Every cell in an organism inherits the same DNA, and yet many organisms are composed of dozens of cell types. If an organism’s DNA is its lexicon, then each cell type chooses specific words to form a story and passes that vocabulary list to its progeny. These words represent the expression of different genes. Using the small plant Arabidopsis thaliana, Mary Gehring is studying these changes, called epigenetics, that can cause differences in gene expression.
Epigenetics includes many ways gene expression can be heritably altered. One way is through the addition of a molecule called a methyl group to cytosine, one of the four bases of DNA. When a section of DNA is methylated, the cell’s transcription machinery reads the DNA differently and some genes are effectively silenced. Such epigenetic changes can have profound effects on traits critical to plants and their seeds. For example, Gehring has determined that altering the methylation state of a single gene is sufficient to cause changes in seed weight and in the timing of certain aspects of seed development.

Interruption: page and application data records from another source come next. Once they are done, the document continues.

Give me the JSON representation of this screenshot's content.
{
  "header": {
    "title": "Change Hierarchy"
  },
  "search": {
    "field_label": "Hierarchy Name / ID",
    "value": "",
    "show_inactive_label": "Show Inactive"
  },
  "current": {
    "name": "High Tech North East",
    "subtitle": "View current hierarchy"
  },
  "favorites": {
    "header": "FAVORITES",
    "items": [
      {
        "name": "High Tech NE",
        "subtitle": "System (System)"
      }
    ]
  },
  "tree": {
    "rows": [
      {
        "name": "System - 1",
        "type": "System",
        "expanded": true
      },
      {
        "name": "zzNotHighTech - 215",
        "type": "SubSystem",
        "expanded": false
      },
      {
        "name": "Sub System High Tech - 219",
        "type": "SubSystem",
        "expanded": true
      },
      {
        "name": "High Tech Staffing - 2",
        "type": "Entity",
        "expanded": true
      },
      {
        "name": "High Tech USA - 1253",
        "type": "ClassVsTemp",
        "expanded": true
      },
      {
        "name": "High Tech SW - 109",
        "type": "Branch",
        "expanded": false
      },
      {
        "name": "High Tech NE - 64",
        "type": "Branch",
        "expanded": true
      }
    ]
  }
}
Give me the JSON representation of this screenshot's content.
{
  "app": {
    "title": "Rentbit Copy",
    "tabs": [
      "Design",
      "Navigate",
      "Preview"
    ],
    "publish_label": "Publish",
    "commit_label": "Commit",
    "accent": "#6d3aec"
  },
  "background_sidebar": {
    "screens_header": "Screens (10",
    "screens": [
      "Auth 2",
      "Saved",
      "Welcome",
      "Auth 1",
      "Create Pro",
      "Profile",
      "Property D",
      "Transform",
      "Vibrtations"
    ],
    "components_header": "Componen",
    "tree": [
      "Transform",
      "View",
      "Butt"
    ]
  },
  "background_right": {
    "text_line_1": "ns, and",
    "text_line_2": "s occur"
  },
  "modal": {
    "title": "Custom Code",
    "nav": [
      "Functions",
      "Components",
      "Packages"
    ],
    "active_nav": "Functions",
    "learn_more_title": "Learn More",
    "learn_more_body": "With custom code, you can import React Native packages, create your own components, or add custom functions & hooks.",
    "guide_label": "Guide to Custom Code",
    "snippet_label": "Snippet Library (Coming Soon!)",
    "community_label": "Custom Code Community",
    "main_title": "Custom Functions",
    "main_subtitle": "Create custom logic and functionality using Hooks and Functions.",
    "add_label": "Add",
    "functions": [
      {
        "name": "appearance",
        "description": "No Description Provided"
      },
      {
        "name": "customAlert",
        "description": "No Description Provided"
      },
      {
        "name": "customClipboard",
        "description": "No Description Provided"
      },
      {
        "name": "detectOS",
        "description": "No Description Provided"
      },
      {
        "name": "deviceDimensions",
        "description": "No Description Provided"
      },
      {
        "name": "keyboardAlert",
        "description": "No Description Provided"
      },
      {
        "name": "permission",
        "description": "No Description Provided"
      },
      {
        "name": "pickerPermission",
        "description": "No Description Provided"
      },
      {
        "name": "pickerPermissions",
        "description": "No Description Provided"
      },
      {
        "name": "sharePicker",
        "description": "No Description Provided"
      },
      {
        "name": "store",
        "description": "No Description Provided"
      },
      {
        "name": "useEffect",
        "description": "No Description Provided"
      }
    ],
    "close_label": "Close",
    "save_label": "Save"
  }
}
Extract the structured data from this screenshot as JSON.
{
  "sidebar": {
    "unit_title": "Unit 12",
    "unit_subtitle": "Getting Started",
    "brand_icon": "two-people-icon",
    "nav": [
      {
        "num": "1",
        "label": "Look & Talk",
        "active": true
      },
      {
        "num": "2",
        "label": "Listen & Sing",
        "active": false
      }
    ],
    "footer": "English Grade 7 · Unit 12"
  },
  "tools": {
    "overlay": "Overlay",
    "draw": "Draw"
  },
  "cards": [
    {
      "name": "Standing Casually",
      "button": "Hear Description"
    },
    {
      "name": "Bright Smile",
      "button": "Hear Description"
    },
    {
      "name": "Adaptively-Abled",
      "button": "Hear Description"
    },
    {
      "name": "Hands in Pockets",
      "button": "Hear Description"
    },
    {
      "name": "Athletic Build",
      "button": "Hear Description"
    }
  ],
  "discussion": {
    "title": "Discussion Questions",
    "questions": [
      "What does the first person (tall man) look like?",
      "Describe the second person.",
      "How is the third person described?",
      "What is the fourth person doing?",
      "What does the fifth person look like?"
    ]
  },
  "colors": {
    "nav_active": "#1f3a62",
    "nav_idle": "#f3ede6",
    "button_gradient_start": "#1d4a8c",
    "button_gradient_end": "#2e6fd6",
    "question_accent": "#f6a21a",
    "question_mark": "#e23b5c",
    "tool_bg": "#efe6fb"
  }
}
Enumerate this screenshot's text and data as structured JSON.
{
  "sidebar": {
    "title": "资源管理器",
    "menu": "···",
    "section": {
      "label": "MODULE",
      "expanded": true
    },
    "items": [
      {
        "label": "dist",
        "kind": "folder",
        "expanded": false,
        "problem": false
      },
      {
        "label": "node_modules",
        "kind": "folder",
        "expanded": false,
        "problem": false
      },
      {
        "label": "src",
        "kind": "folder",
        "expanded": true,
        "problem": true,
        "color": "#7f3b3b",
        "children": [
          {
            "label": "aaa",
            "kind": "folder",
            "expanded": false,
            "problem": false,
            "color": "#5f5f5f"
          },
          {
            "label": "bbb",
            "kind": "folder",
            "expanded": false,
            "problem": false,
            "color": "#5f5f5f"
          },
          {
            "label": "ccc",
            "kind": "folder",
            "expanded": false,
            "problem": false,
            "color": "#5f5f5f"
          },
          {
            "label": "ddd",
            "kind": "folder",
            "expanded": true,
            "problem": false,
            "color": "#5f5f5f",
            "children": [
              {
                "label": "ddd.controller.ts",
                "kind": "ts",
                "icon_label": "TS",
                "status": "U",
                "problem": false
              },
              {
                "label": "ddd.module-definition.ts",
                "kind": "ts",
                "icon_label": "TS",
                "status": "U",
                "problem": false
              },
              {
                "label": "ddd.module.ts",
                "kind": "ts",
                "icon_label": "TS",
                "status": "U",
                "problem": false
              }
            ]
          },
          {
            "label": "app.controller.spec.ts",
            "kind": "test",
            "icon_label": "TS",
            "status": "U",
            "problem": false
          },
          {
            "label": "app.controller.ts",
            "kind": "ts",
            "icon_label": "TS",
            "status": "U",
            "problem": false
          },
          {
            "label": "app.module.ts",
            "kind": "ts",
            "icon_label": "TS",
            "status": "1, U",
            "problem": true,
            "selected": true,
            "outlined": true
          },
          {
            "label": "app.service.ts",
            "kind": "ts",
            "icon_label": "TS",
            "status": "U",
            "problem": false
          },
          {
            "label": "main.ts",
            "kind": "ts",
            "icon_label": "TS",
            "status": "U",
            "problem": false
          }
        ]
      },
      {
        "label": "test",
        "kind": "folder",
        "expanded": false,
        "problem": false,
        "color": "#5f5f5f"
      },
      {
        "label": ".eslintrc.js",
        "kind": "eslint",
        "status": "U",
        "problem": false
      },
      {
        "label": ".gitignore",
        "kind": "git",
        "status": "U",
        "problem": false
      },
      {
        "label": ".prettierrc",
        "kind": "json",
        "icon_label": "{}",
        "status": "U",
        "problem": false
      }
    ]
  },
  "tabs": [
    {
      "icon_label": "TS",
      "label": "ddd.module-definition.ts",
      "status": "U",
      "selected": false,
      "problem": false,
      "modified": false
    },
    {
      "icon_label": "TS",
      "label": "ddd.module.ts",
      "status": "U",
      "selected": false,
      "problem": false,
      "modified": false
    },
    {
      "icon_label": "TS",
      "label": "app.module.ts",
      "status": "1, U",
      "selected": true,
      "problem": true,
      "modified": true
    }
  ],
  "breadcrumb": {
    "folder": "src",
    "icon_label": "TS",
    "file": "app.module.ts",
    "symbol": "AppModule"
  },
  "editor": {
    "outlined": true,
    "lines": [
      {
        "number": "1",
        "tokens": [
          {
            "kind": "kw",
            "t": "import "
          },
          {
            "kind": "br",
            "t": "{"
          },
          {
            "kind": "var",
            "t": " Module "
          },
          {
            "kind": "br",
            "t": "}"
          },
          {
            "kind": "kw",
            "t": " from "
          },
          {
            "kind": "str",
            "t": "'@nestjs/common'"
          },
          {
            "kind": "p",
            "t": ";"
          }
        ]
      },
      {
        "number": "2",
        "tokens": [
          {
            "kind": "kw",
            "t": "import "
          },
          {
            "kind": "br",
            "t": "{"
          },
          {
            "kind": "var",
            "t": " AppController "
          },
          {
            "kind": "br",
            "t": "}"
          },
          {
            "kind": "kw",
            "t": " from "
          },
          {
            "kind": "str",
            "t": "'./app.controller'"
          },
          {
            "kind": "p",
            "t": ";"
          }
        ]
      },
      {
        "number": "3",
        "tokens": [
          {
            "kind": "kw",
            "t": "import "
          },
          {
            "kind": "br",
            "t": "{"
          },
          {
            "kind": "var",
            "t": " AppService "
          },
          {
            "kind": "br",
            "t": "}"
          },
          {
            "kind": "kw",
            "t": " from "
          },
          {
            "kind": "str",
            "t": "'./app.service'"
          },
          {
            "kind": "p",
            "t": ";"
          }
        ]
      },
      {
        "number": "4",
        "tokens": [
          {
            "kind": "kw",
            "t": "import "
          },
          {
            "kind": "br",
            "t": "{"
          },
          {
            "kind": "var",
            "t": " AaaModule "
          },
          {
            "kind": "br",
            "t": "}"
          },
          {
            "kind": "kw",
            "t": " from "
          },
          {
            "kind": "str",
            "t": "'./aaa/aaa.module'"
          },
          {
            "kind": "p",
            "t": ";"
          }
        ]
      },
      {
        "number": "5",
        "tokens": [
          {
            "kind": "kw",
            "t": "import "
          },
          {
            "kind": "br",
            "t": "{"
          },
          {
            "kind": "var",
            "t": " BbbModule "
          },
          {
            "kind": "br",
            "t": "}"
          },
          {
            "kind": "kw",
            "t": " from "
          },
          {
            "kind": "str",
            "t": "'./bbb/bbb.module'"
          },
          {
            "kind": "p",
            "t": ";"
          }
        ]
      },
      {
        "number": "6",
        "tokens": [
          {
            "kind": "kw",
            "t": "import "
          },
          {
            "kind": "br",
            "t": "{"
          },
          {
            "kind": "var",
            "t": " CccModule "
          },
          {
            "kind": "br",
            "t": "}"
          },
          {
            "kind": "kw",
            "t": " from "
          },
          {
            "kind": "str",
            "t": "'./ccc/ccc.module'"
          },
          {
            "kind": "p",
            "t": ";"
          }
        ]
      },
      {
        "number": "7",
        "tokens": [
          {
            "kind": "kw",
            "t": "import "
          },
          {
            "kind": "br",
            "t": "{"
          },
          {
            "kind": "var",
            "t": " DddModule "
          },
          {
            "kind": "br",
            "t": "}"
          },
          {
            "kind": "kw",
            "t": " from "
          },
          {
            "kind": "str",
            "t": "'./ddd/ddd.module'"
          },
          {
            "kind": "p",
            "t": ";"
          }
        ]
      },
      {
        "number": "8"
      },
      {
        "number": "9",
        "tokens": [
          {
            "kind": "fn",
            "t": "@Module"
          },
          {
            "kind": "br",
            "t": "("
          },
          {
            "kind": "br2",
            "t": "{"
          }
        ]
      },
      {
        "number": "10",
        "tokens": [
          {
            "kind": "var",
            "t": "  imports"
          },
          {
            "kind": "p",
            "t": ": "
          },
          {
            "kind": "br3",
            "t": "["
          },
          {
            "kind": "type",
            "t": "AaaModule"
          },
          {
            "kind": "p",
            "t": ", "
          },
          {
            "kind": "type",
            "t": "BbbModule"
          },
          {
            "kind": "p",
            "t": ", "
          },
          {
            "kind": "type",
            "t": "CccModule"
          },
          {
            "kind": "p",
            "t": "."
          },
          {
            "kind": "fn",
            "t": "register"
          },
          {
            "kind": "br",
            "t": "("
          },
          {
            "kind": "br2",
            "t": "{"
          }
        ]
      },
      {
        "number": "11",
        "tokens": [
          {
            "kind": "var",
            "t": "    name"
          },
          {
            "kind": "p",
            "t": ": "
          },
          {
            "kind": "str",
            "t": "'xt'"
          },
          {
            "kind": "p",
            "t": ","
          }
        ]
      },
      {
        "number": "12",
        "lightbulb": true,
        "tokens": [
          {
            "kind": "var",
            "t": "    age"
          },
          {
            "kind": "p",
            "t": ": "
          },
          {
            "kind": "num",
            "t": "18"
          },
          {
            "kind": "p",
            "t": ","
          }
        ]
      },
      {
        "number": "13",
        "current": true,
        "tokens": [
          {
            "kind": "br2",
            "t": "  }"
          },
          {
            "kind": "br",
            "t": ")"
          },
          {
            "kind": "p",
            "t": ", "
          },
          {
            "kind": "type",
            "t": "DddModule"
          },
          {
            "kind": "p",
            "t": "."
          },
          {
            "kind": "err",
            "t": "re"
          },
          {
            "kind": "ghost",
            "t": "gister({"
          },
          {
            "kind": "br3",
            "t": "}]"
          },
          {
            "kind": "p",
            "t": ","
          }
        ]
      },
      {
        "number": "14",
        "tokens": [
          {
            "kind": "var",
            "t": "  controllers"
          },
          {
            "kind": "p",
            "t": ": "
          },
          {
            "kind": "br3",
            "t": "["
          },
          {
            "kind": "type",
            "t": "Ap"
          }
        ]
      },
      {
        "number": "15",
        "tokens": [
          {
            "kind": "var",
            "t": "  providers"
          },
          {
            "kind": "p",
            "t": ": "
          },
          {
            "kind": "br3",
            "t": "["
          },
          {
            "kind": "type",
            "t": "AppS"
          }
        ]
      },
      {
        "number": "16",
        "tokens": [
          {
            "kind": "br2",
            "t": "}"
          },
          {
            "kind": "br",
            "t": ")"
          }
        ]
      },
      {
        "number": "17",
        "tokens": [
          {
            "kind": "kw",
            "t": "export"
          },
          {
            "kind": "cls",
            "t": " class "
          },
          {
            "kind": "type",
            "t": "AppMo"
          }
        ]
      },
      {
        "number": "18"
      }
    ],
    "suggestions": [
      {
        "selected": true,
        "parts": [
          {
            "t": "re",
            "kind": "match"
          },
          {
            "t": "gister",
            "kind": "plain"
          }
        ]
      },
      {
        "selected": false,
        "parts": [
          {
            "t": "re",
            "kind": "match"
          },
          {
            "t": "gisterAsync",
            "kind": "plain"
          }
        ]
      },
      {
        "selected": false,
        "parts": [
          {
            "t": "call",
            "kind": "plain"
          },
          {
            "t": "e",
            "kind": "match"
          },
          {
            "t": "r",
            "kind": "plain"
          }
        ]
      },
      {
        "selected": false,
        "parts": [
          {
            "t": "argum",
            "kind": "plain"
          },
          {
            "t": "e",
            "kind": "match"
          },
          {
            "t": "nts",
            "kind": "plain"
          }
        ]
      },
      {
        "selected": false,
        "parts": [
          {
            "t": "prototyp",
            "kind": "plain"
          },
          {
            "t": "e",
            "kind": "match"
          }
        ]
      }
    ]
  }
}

Methylation is reversible and can change throughout a cell or organism’s life cycle. Gehring is particularly interested in how the methylation state changes during plant reproduction, from gamete cells through seed maturation. These changes in methylation can signal if a gene copy came from the male or female parent. Such imprinted genes are expressed at different levels, depending from which parent they were inherited. Gehring’s lab is studying how several imprinted genes function during seed development, how they are marked as imprinted, and if specific gene imprinting is conserved within the A. thaliana species and among A. thaliana and closely related species.
Methylation patterns can be passed from one cell generation to the next and from one plant to its offspring. Unlike animals, which designate reproductive cells during embryogenesis, plants form reproductive cells as adults, which could allow the methylation changes accrued during a lifetime to be passed to the plant’s progeny. By studying the epigenetic difference between multiple generations of plants, the Gehring lab will see if epigenetic responses to environmental factors can ultimately lead to evolutionary changes.
Gehring began her scientific career at Williams College, earned her doctorate from University of California Berkeley in 2005, and continued her studies as a postdoctoral researcher with Steven Henikoff at the Fred Hutchinson Cancer Research Center. Gehring came to Whitehead Institute in 2010 and was named the Thomas D. and Virginia W. Cabot Career Development Professor by MIT in 2011. In 2020 she was named the Landon T. Clay Career Development Chair at Whitehead Institute.